* **THE PROBLEM**
Every entry below needs to be copied exactly.

* **SUPPLIED DATA**
##############################
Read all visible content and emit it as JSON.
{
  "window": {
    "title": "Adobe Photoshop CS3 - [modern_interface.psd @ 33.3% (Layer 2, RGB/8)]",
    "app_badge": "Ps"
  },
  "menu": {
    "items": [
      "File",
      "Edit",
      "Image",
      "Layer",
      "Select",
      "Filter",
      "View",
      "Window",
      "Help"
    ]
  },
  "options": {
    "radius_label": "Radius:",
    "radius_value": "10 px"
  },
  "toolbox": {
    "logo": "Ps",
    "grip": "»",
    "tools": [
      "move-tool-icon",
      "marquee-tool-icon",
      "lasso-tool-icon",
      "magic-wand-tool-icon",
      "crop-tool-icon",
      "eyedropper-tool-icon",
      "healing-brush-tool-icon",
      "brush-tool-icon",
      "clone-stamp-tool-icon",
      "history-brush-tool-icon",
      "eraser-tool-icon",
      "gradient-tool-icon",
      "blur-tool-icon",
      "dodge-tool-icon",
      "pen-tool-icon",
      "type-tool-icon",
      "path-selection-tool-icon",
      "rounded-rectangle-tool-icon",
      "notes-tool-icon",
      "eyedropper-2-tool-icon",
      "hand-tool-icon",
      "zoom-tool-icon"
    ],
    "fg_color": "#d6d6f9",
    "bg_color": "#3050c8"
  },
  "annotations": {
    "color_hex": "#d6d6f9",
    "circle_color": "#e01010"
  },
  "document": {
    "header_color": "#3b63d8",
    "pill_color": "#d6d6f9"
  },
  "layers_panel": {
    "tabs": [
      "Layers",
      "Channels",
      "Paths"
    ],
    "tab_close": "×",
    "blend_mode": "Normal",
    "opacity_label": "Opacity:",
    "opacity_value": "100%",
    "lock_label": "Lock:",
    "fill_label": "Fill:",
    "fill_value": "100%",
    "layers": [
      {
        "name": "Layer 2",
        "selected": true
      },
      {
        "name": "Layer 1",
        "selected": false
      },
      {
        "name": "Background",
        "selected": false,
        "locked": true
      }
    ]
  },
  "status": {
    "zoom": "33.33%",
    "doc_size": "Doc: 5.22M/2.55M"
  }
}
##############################
* **PROBLEM SOLUTION**
Read all visible content and emit it as JSON.
{
  "window": {
    "title": "Adobe Photoshop CS3 - [modern_interface.psd @ 33.3% (Layer 2, RGB/8)]",
    "app_badge": "Ps"
  },
  "menu": {
    "items": [
      "File",
      "Edit",
      "Image",
      "Layer",
      "Select",
      "Filter",
      "View",
      "Window",
      "Help"
    ]
  },
  "options": {
    "radius_label": "Radius:",
    "radius_value": "10 px"
  },
  "toolbox": {
    "logo": "Ps",
    "grip": "»",
    "tools": [
      "move-tool-icon",
      "marquee-tool-icon",
      "lasso-tool-icon",
      "magic-wand-tool-icon",
      "crop-tool-icon",
      "eyedropper-tool-icon",
      "healing-brush-tool-icon",
      "brush-tool-icon",
      "clone-stamp-tool-icon",
      "history-brush-tool-icon",
      "eraser-tool-icon",
      "gradient-tool-icon",
      "blur-tool-icon",
      "dodge-tool-icon",
      "pen-tool-icon",
      "type-tool-icon",
      "path-selection-tool-icon",
      "rounded-rectangle-tool-icon",
      "notes-tool-icon",
      "eyedropper-2-tool-icon",
      "hand-tool-icon",
      "zoom-tool-icon"
    ],
    "fg_color": "#d6d6f9",
    "bg_color": "#3050c8"
  },
  "annotations": {
    "color_hex": "#d6d6f9",
    "circle_color": "#e01010"
  },
  "document": {
    "header_color": "#3b63d8",
    "pill_color": "#d6d6f9"
  },
  "layers_panel": {
    "tabs": [
      "Layers",
      "Channels",
      "Paths"
    ],
    "tab_close": "×",
    "blend_mode": "Normal",
    "opacity_label": "Opacity:",
    "opacity_value": "100%",
    "lock_label": "Lock:",
    "fill_label": "Fill:",
    "fill_value": "100%",
    "layers": [
      {
        "name": "Layer 2",
        "selected": true
      },
      {
        "name": "Layer 1",
        "selected": false
      },
      {
        "name": "Background",
        "selected": false,
        "locked": true
      }
    ]
  },
  "status": {
    "zoom": "33.33%",
    "doc_size": "Doc: 5.22M/2.55M"
  }
}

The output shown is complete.